After the Human Resource position, I found another office job for a bigger company. It was still not feeling like me and the office was just too quiet. Most people were working from home and it was all number crunching. It was at this job that I realized that I was done with my break and decided to go back into teaching. 

The Journey Is Personal

Everybody’s journey will look different. I have come across many creators on social media that were leaving the profession. Some of them were like me, many years of teaching experience looking for something different. Others were newer teachers that were part of the 5 year statistic. Some, like me, went back to teaching and others found something else outside of the teaching profession. 



Where Am I Now?
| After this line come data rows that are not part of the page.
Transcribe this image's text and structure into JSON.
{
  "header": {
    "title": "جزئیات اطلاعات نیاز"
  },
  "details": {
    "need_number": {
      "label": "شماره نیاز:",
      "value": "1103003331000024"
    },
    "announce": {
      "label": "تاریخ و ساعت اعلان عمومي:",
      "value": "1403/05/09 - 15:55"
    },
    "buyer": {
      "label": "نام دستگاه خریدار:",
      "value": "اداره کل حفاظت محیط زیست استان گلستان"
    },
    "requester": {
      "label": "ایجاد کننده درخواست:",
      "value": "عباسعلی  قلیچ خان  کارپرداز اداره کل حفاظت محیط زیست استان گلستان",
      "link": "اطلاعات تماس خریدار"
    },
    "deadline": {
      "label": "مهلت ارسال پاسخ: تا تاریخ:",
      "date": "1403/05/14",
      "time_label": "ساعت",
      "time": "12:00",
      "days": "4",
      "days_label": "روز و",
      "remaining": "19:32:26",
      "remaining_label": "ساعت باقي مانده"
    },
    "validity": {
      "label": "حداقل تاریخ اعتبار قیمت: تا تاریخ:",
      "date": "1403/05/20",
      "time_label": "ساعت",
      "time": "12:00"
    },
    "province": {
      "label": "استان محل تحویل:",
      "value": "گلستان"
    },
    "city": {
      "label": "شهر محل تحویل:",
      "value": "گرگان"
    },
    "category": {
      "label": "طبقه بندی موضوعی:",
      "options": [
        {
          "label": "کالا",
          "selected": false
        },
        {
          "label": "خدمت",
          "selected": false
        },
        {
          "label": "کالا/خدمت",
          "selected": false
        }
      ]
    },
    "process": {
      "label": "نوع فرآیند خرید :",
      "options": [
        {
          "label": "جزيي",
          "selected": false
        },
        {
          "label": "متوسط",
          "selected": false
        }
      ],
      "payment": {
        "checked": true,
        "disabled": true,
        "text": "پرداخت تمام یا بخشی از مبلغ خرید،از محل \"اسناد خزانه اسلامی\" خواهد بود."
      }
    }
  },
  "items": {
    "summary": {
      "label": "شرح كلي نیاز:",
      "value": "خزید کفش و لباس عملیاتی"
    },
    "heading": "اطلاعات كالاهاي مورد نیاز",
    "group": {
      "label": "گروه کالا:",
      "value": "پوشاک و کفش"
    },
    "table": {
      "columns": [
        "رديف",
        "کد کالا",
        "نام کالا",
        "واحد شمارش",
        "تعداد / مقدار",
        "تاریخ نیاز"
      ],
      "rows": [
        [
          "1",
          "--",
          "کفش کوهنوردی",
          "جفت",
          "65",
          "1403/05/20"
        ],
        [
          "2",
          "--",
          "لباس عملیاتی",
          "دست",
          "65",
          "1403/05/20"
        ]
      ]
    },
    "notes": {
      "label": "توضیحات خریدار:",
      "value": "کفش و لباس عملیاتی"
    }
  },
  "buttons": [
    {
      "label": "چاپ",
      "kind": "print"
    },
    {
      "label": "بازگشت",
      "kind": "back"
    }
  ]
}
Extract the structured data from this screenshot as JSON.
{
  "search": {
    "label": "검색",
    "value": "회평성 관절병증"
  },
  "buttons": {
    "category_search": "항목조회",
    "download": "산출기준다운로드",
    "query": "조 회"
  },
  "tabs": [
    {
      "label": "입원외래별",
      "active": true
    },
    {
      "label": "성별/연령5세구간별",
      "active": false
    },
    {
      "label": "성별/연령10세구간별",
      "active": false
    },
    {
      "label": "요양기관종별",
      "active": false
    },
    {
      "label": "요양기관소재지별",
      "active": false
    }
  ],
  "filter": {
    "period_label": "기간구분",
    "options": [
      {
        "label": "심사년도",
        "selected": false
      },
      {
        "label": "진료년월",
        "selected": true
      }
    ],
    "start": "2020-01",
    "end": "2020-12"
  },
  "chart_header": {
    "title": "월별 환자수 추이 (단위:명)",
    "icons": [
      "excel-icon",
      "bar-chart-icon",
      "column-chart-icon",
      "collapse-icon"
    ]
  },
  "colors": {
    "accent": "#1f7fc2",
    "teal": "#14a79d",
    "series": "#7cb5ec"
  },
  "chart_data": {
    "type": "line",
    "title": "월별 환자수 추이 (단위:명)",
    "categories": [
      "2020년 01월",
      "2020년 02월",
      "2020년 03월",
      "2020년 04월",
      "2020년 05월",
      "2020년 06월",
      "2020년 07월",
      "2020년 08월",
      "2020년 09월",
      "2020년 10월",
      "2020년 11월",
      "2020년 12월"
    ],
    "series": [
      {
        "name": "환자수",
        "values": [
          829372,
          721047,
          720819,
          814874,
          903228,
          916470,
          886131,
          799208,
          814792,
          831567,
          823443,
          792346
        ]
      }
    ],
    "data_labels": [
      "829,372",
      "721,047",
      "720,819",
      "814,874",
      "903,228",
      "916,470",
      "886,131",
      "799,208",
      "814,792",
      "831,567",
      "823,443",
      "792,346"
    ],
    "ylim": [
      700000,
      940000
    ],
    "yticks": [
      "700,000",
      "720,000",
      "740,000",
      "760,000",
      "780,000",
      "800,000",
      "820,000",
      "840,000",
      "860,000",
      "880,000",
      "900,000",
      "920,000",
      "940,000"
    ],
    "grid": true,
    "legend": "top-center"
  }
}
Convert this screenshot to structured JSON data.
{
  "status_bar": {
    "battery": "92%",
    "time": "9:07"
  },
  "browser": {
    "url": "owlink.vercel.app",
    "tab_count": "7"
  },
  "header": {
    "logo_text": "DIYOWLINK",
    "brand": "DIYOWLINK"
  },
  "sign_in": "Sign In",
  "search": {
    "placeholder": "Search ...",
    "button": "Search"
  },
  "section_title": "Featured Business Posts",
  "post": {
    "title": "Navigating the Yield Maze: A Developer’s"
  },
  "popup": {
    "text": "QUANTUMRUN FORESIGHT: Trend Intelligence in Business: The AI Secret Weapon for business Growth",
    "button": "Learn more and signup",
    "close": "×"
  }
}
I am now a Teacher at a school in the same city I teach. The commute is a lot better. I get to see the sun and the sky, which helps tremendously with my mood. I get to be with my family and work on other projects around the house. Is it perfect? No, the education system is very broken. But I am in a happier place. Changing districts and schools made a difference for me and it may or may not work out for you. The choice is yours. 

In the past 2 years I have been working on my Blog and Teachers Pay Teachers Store. These 2 projects have also helped me because I have something else to look forward to outside of my teaching career. Other things that are helping: leave at contract hours, don’t take work home, do what you can, don’t beat yourself up and so many other things that also come with life experience. What are some tips you have to prevent teacher burnout?

Let Me Know

Are you feeling Teacher Burnout? Where are you on your journey? Have you looked into other opportunities? Do you think you want to leave the profession and look for another job? Let me know, I’d like to read your comments. 

Affiliates

Thank you for reading and for clicking on the highlighted links and showing support for other bloggers as well. Links that are included in this post may include affiliate links. Amazon, Bookshop, Teachers Pay Teachers, Kinda Sorta Teacher, and Yo Quiero Dinero. BilingualEducationyMas.com earns from qualifying purchases which are at no additional cost to you. Thank you for your support.